Bills to remove all legal restraints on abortion and to legalise physician-assisted suicide will soon be voted on in Victoria’s parliament. Luke McCormack and Tim Cannon report.
The next eight weeks will decide the fate of tens of thousands of human lives, and consequently millions of future Victorians. Premier John Brumby believes that the Abortion Law Reform Bill 2008, set to be debated in Victoria’s parliamentary lower house between September 9 and 11, is reflective of community standards and current practice.
This could not be further from the truth.
Earlier this year, retired barrister Charles Francis QC, who has acted on behalf of women and successfully sued abortionists for damages, wrote, “The law on abortion in Victoria is governed by [sections] 65 and 66 of the Crimes Act, the Child Destruction Act s10, and the Menhennitt ruling in 1969. Under that ruling an abortion is only lawful if … necessary to preserve the woman’s life or health from serious danger. Following the Menhennitt ruling, the abortion industry in Victoria gradually flourished.” (The Law Institute Journal, March 2008).
Ignorance about abortion procedures, the trauma suffered by women who undergo the procedure and the law itself, is rife amongst politicians.
Victorian state Liberal opposition leader Ted Baillieu has declared that the abortion bill, which seeks to decriminalise abortion, is designed to protect the woman from prosecution, obviously unaware that, under current abortion law, it is the abortionist, not the mother, who is legally culpable (AAP, August 19).
Meanwhile, “pro-choice” lobbyists talk about the right to end unwanted pregnancies as if a unique living human being was not involved.
The bill, by completely removing all criminal and common law restraints on abortion, will act as a green light for the ever-growing abortion industry. Even late-term abortion would be legal as long as the abortionist has a colleague who agrees that the abortion is “appropriate”. No signatures, no records, no consultations and no penalties.
In fact, doctors who conscientiously object, will have to make referrals to pro-abortion GPs, and even be prepared to perform so-called emergency abortions!
The abortion bill does not even fake an interest in protecting vulnerable women from coercion or from abortion’s long list of health risks. The question should be asked, “Exactly who was this bill framed for?” The answer is – the lucrative abortion industry.
It is expected that Victoria’s lower house will pass the bill, and the upper house will debate it during one of its October sitting weeks.
All opponents of the bill will be encouraged to rally in protest on Saturday, September 6, in the annual “Free to be Born” march. This may be the most important march in Victoria’s history of defending basic human rights.
The right-to-die lobby is nothing if not persistent. Since the Northern Territory’s Rights of the Terminally Ill Act was overturned in 1997, 11 attempts at legalising assisted-suicide have been made in Australian state parliaments, none of them successful.

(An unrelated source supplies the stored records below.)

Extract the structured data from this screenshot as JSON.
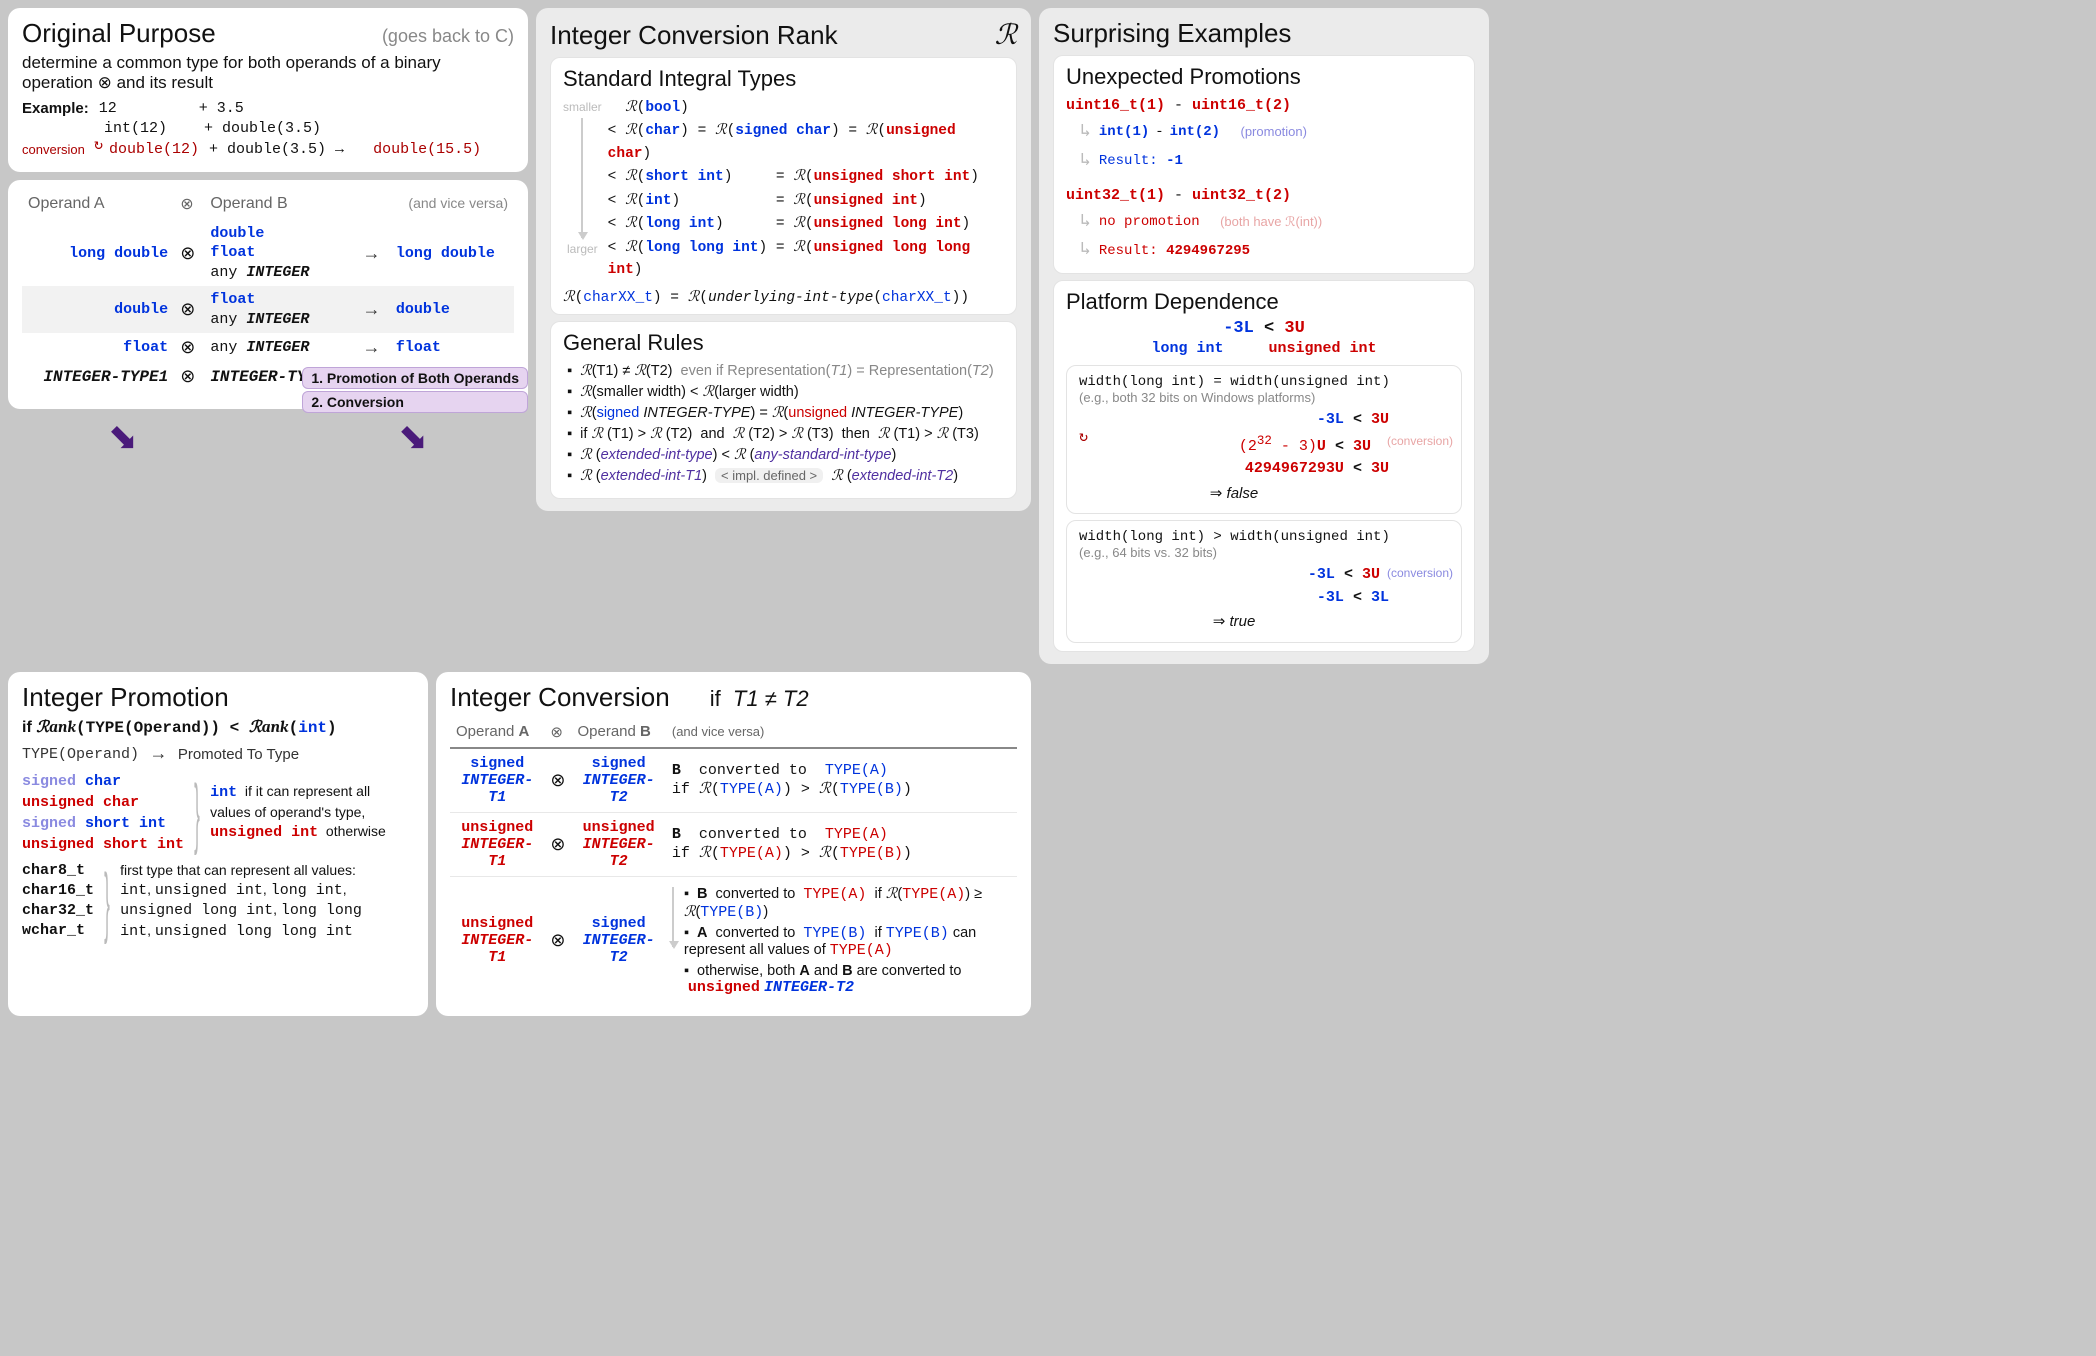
{
  "purpose": {
    "title": "Original Purpose",
    "note": "(goes back to C)",
    "desc": "determine a common type for both operands of a binary operation ⊗ and its result",
    "example_label": "Example:",
    "line1a": "12",
    "line1b": "+ 3.5",
    "line2a": "int(12)",
    "line2b": "+ double(3.5)",
    "conversion_label": "conversion",
    "line3a": "double(12)",
    "line3b": "+ double(3.5) →",
    "line3c": "double(15.5)"
  },
  "operand_table": {
    "headA": "Operand A",
    "headB": "Operand B",
    "headNote": "(and vice versa)",
    "rows": [
      {
        "a": "long double",
        "b_html": [
          "double",
          "float",
          "any INTEGER"
        ],
        "r": "long double"
      },
      {
        "a": "double",
        "b_html": [
          "float",
          "any INTEGER"
        ],
        "r": "double"
      },
      {
        "a": "float",
        "b_html": [
          "any INTEGER"
        ],
        "r": "float"
      }
    ],
    "intA": "INTEGER-TYPE1",
    "intB": "INTEGER-TYPE2",
    "step1": "1. Promotion of Both Operands",
    "step2": "2. Conversion"
  },
  "promotion": {
    "title": "Integer Promotion",
    "cond_pre": "if ",
    "cond_rank": "Rank",
    "cond_mid": "(TYPE(Operand)) < ",
    "cond_rank2": "Rank",
    "cond_post": "(",
    "cond_int": "int",
    "cond_close": ")",
    "col_left": "TYPE(Operand)",
    "col_right": "Promoted To Type",
    "types_top": [
      "signed char",
      "unsigned char",
      "signed short int",
      "unsigned short int"
    ],
    "types_bottom": [
      "char8_t",
      "char16_t",
      "char32_t",
      "wchar_t"
    ],
    "promote_top": "int  if it can represent all values of operand's type,",
    "promote_top2": "unsigned int  otherwise",
    "promote_bottom": "first type that can represent all values: int, unsigned int, long int, unsigned long int, long long int, unsigned long long int"
  },
  "rank": {
    "title": "Integer Conversion Rank",
    "rank_symbol": "ℛ",
    "std_title": "Standard Integral Types",
    "smaller": "smaller",
    "larger": "larger",
    "lines": [
      "ℛ(bool)",
      "< ℛ(char) = ℛ(signed char) = ℛ(unsigned char)",
      "< ℛ(short int)       = ℛ(unsigned short int)",
      "< ℛ(int)             = ℛ(unsigned int)",
      "< ℛ(long int)        = ℛ(unsigned long int)",
      "< ℛ(long long int)  = ℛ(unsigned long long int)"
    ],
    "charxx_pre": "ℛ(",
    "charxx_t": "charXX_t",
    "charxx_mid": ") = ℛ( underlying-int-type(",
    "charxx_post": "))",
    "rules_title": "General Rules",
    "rules": [
      {
        "text": "ℛ(T1) ≠ ℛ(T2)",
        "gray": "even if Representation(T1) = Representation(T2)"
      },
      {
        "text": "ℛ(smaller width) < ℛ(larger width)"
      },
      {
        "text": "ℛ(signed INTEGER-TYPE) = ℛ(unsigned INTEGER-TYPE)",
        "signed": true
      },
      {
        "text": "if ℛ (T1) > ℛ (T2)  and  ℛ (T2) > ℛ (T3)  then  ℛ (T1) > ℛ (T3)"
      },
      {
        "text": "ℛ (extended-int-type) < ℛ (any-standard-int-type)",
        "purple": true
      },
      {
        "text": "ℛ (extended-int-T1)",
        "pill": "< impl. defined >",
        "text2": "ℛ (extended-int-T2)",
        "purple": true
      }
    ]
  },
  "conversion": {
    "title": "Integer Conversion",
    "cond": "if  T1 ≠ T2",
    "headA": "Operand A",
    "headB": "Operand B",
    "headNote": "(and vice versa)",
    "rows": [
      {
        "at": "signed",
        "a": "INTEGER-T1",
        "bt": "signed",
        "b": "INTEGER-T2",
        "line1": "B  converted to  TYPE(A)",
        "line2": "if ℛ(TYPE(A)) > ℛ(TYPE(B))",
        "col": "blue"
      },
      {
        "at": "unsigned",
        "a": "INTEGER-T1",
        "bt": "unsigned",
        "b": "INTEGER-T2",
        "line1": "B  converted to  TYPE(A)",
        "line2": "if ℛ(TYPE(A)) > ℛ(TYPE(B))",
        "col": "red"
      }
    ],
    "mixed_at": "unsigned",
    "mixed_a": "INTEGER-T1",
    "mixed_bt": "signed",
    "mixed_b": "INTEGER-T2",
    "bullets": [
      "B  converted to  TYPE(A)  if ℛ(TYPE(A)) ≥ ℛ(TYPE(B))",
      "A  converted to  TYPE(B)  if TYPE(B) can represent all values of TYPE(A)",
      "otherwise, both A and B are converted to  unsigned INTEGER-T2"
    ]
  },
  "examples": {
    "title": "Surprising Examples",
    "promo_title": "Unexpected Promotions",
    "ex1_a": "uint16_t(1)",
    "ex1_op": " - ",
    "ex1_b": "uint16_t(2)",
    "ex1_sub1a": "int(1)",
    "ex1_sub1b": " - ",
    "ex1_sub1c": "int(2)",
    "ex1_sub1note": "(promotion)",
    "ex1_res_label": "Result: ",
    "ex1_res": "-1",
    "ex2_a": "uint32_t(1)",
    "ex2_b": "uint32_t(2)",
    "ex2_note": "no promotion",
    "ex2_note_gray": "(both have ℛ(int))",
    "ex2_res": "4294967295",
    "platform_title": "Platform Dependence",
    "pd_top": "-3L < 3U",
    "pd_top_a": "long int",
    "pd_top_b": "unsigned int",
    "case1_title": "width(long int) = width(unsigned int)",
    "case1_sub": "(e.g., both 32 bits on Windows platforms)",
    "case1_l1": "-3L < 3U",
    "case1_l2": "(2³² - 3)U < 3U",
    "case1_note": "(conversion)",
    "case1_l3": "4294967293U < 3U",
    "case1_res": "⇒ false",
    "case2_title": "width(long int) > width(unsigned int)",
    "case2_sub": "(e.g., 64 bits  vs.  32 bits)",
    "case2_l1": "-3L < 3U",
    "case2_note": "(conversion)",
    "case2_l2": "-3L < 3L",
    "case2_res": "⇒ true"
  }
}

The latest effort, a Victorian private member’s bill, has limped another month through the state’s upper house, with debate to resume in September. Support for the bill is waning, as MPs become increasingly aware of its dangerous consequences.

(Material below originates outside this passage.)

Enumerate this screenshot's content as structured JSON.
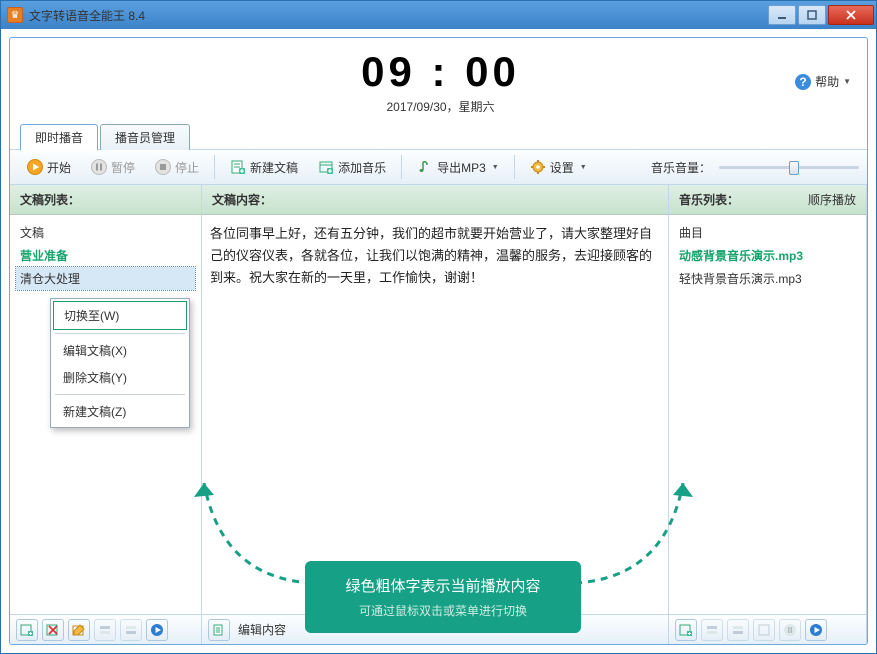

Several members have criticised the manifest inadequacy of the bill’s safeguards. They have noted, for example, that the bill does nothing to protect vulnerable patients from being coerced by family members or carers into requesting suicide.
Neither does it penalise doctors who fail to observe the bill’s minimal requirements, instead reserving penalty for doctors who conscientiously refuse to refer patients to a suicide-friendly doctor.
Importantly, members noted the legislation’s inherent bias, a result of its having been drafted by prominent assisted-suicide group, “Dying With Dignity Victoria”.
However, several state MPs who spoke against the bill refused to oppose assisted-suicide in principle, instead calling for more rigorously safeguarded legislation.
For her part, the bill’s co-sponsor, Colleen Hartland, has made known her willingness to consider any amendments which might facilitate the bill’s passage. Upper house Liberal member Philip Davis suggested that the bill be referred to a parliamentary committee, which might recommend appropriate amendments following a thorough inquiry; and the Government has indicated that it would allow time for this.
Regardless, it is unlikely that a committee would recommend satisfactory safeguards for legislation of this kind for two reasons.
First, the ineffectiveness of safeguards in jurisdictions which have legalised assisted-suicide (such as the US state of Oregon) has been widely reported in recent months. Second, parliamentary inquiries into assisted-suicide, both in Australia and overseas, have invariably concluded that the practice poses too great a threat to the community to be safely legislated.
A lengthy petition condemning assisted-suicide was tabled during the August debate, reflecting mounting community opposition to the bill. It is hoped that, with the sustained efforts of Victorian constituents, this bill will share the fate of its 11 unsuccessful predecessors.
– Luke McCormack and Tim Cannon.